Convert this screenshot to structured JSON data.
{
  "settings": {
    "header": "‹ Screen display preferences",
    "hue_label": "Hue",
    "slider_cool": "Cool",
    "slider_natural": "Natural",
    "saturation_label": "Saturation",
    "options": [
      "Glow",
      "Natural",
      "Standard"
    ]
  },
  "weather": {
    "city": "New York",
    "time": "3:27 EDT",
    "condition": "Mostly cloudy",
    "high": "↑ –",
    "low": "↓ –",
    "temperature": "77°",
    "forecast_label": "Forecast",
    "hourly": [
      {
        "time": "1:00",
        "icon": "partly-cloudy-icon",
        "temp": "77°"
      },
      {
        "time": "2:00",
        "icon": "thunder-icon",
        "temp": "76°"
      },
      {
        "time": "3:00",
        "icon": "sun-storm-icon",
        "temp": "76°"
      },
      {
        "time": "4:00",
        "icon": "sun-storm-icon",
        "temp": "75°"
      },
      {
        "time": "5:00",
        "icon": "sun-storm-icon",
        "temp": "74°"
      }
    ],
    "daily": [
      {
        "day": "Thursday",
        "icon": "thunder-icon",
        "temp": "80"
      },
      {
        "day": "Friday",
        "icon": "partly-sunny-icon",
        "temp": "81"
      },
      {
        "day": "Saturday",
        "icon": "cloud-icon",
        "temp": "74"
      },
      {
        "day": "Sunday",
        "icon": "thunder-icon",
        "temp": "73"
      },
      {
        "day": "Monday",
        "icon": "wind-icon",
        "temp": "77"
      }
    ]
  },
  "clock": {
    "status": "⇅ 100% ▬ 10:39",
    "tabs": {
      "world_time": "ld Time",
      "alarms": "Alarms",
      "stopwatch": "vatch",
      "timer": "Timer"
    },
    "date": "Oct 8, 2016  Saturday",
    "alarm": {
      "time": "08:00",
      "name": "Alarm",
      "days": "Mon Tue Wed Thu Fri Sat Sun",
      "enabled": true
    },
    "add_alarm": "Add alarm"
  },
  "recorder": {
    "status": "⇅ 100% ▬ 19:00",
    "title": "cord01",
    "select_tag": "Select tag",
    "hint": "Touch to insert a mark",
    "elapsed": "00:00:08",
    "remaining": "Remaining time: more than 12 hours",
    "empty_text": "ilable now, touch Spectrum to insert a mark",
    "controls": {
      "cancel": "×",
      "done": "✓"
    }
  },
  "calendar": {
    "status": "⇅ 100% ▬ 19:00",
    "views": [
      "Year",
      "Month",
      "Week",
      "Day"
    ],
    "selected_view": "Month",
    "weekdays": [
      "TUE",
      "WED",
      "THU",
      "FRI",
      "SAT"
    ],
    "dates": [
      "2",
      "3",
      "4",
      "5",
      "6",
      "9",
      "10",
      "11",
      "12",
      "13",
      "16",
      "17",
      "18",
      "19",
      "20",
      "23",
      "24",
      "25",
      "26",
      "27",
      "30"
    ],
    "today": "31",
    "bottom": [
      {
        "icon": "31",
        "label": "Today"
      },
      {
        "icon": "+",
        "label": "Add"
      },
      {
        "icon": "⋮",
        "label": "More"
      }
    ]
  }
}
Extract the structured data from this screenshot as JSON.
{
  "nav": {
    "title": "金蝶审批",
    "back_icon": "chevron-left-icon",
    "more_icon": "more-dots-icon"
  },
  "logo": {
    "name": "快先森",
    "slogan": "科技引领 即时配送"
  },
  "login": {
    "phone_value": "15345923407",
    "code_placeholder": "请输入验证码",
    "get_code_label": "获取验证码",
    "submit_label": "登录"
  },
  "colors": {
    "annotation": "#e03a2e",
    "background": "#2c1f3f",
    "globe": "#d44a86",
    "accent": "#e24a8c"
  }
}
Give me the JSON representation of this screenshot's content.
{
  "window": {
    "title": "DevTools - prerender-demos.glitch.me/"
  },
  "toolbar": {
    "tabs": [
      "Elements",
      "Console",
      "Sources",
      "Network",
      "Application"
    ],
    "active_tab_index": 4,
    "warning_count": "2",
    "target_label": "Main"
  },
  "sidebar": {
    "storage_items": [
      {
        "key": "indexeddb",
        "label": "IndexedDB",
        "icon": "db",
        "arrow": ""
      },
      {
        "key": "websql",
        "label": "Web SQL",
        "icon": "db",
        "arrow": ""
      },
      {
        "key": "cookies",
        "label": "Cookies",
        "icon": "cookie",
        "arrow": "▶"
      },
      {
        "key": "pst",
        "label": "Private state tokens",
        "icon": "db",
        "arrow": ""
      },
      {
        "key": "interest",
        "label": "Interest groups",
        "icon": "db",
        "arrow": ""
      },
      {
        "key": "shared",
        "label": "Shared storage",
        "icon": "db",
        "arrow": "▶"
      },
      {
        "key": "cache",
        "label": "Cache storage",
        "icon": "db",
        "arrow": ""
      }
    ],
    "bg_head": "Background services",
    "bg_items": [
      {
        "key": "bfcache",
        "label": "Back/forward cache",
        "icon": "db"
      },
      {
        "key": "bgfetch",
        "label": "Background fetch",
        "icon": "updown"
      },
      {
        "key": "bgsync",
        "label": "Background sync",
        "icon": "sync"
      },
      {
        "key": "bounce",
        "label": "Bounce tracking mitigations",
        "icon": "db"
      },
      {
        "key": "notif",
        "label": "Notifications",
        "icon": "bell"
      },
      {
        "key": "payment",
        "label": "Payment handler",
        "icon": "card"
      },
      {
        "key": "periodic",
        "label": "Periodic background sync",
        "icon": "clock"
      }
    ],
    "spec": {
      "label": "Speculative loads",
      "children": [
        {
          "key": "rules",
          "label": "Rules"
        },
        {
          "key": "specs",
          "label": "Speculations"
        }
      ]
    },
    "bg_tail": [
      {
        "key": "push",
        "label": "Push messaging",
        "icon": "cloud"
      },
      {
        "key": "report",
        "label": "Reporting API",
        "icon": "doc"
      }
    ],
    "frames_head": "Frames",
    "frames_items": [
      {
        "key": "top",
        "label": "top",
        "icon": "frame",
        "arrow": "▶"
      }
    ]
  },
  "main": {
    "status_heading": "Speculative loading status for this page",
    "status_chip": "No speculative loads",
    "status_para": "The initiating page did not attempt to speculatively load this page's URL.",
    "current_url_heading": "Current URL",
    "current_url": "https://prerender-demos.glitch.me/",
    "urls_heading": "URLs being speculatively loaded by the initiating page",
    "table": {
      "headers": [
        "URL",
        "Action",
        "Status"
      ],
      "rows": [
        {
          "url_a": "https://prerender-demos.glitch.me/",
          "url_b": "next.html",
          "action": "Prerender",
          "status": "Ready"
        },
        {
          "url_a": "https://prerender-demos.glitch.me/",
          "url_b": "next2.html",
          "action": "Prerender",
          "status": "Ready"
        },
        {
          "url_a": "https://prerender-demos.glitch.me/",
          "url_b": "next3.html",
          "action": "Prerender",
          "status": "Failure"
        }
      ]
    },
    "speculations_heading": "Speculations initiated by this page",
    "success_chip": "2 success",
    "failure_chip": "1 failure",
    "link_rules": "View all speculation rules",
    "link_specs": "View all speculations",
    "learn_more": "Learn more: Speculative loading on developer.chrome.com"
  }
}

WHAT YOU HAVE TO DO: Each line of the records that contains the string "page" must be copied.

ANSWER FOR THE TASK:
    "status_heading": "Speculative loading status for this page",
    "status_para": "The initiating page did not attempt to speculatively load this page's URL.",
    "urls_heading": "URLs being speculatively loaded by the initiating page",
    "speculations_heading": "Speculations initiated by this page",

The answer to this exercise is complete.